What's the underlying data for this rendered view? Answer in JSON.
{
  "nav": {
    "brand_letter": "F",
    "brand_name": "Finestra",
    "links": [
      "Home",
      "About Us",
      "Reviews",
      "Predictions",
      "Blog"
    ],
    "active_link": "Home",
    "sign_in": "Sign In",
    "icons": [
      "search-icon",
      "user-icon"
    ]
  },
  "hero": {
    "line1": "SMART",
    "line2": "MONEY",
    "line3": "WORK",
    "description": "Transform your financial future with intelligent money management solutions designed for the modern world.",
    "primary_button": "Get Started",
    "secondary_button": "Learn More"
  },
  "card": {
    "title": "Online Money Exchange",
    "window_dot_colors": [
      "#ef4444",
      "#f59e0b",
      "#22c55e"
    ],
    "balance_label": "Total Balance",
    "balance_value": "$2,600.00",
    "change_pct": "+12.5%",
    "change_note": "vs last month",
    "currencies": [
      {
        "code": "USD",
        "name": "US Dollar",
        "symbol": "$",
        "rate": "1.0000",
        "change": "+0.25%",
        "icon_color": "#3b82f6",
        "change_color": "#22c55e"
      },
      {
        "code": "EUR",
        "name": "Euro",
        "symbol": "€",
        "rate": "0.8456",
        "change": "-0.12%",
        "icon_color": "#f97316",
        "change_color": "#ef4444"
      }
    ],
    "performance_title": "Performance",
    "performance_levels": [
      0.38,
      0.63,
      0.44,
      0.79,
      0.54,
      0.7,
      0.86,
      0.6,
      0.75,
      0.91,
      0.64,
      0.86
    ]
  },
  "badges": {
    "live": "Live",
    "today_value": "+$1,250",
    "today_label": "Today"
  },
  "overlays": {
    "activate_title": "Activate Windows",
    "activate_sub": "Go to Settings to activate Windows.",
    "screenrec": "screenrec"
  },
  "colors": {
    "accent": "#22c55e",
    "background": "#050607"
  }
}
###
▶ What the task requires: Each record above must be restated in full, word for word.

▶ Written answer:
What's the underlying data for this rendered view? Answer in JSON.
{
  "nav": {
    "brand_letter": "F",
    "brand_name": "Finestra",
    "links": [
      "Home",
      "About Us",
      "Reviews",
      "Predictions",
      "Blog"
    ],
    "active_link": "Home",
    "sign_in": "Sign In",
    "icons": [
      "search-icon",
      "user-icon"
    ]
  },
  "hero": {
    "line1": "SMART",
    "line2": "MONEY",
    "line3": "WORK",
    "description": "Transform your financial future with intelligent money management solutions designed for the modern world.",
    "primary_button": "Get Started",
    "secondary_button": "Learn More"
  },
  "card": {
    "title": "Online Money Exchange",
    "window_dot_colors": [
      "#ef4444",
      "#f59e0b",
      "#22c55e"
    ],
    "balance_label": "Total Balance",
    "balance_value": "$2,600.00",
    "change_pct": "+12.5%",
    "change_note": "vs last month",
    "currencies": [
      {
        "code": "USD",
        "name": "US Dollar",
        "symbol": "$",
        "rate": "1.0000",
        "change": "+0.25%",
        "icon_color": "#3b82f6",
        "change_color": "#22c55e"
      },
      {
        "code": "EUR",
        "name": "Euro",
        "symbol": "€",
        "rate": "0.8456",
        "change": "-0.12%",
        "icon_color": "#f97316",
        "change_color": "#ef4444"
      }
    ],
    "performance_title": "Performance",
    "performance_levels": [
      0.38,
      0.63,
      0.44,
      0.79,
      0.54,
      0.7,
      0.86,
      0.6,
      0.75,
      0.91,
      0.64,
      0.86
    ]
  },
  "badges": {
    "live": "Live",
    "today_value": "+$1,250",
    "today_label": "Today"
  },
  "overlays": {
    "activate_title": "Activate Windows",
    "activate_sub": "Go to Settings to activate Windows.",
    "screenrec": "screenrec"
  },
  "colors": {
    "accent": "#22c55e",
    "background": "#050607"
  }
}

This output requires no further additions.